+++ Given records
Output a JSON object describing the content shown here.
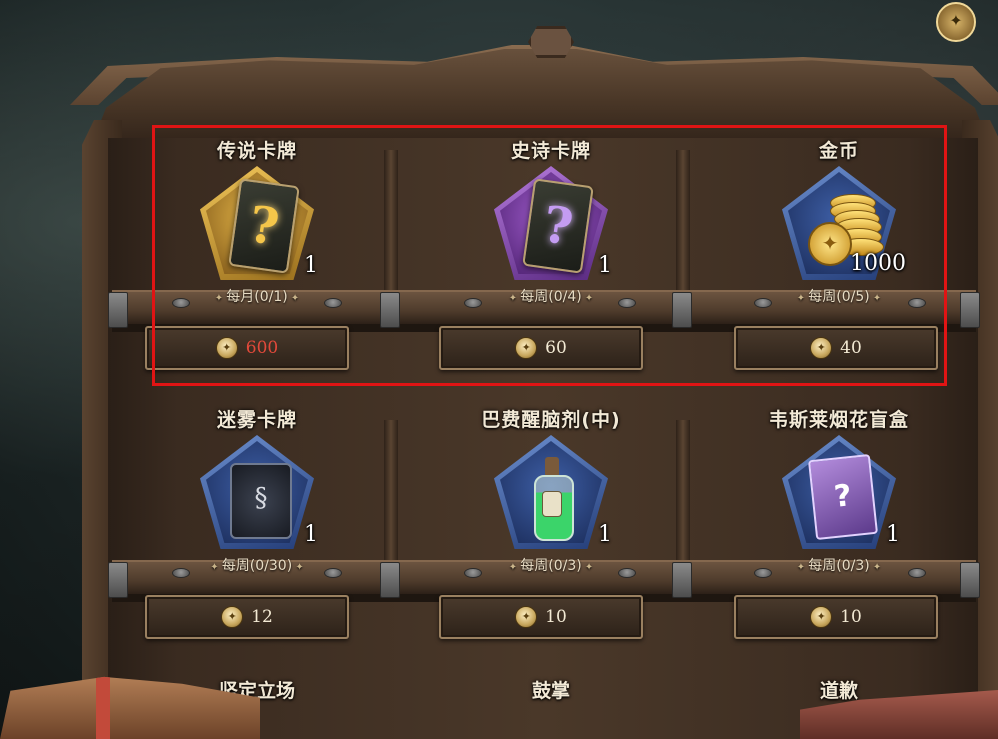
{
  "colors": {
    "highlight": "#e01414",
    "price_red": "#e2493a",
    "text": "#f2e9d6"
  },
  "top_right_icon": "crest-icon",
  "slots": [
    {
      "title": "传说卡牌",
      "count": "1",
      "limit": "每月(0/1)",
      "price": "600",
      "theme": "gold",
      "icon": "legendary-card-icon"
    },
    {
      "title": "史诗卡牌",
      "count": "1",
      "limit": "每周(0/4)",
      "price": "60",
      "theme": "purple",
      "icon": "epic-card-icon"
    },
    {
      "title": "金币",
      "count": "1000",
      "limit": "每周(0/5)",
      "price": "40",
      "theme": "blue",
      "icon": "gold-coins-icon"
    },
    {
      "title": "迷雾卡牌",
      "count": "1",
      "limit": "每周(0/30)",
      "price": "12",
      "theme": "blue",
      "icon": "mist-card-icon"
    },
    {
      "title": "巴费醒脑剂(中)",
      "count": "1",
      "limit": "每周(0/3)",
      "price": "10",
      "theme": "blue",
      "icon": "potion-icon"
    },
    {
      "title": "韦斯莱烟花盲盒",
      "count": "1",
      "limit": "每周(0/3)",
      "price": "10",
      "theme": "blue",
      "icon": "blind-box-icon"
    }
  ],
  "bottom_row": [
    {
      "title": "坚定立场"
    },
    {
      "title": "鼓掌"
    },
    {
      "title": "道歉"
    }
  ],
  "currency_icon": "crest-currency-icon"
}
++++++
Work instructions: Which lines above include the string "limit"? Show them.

Result:
      "limit": "每月(0/1)",
      "limit": "每周(0/4)",
      "limit": "每周(0/5)",
      "limit": "每周(0/30)",
      "limit": "每周(0/3)",
      "limit": "每周(0/3)",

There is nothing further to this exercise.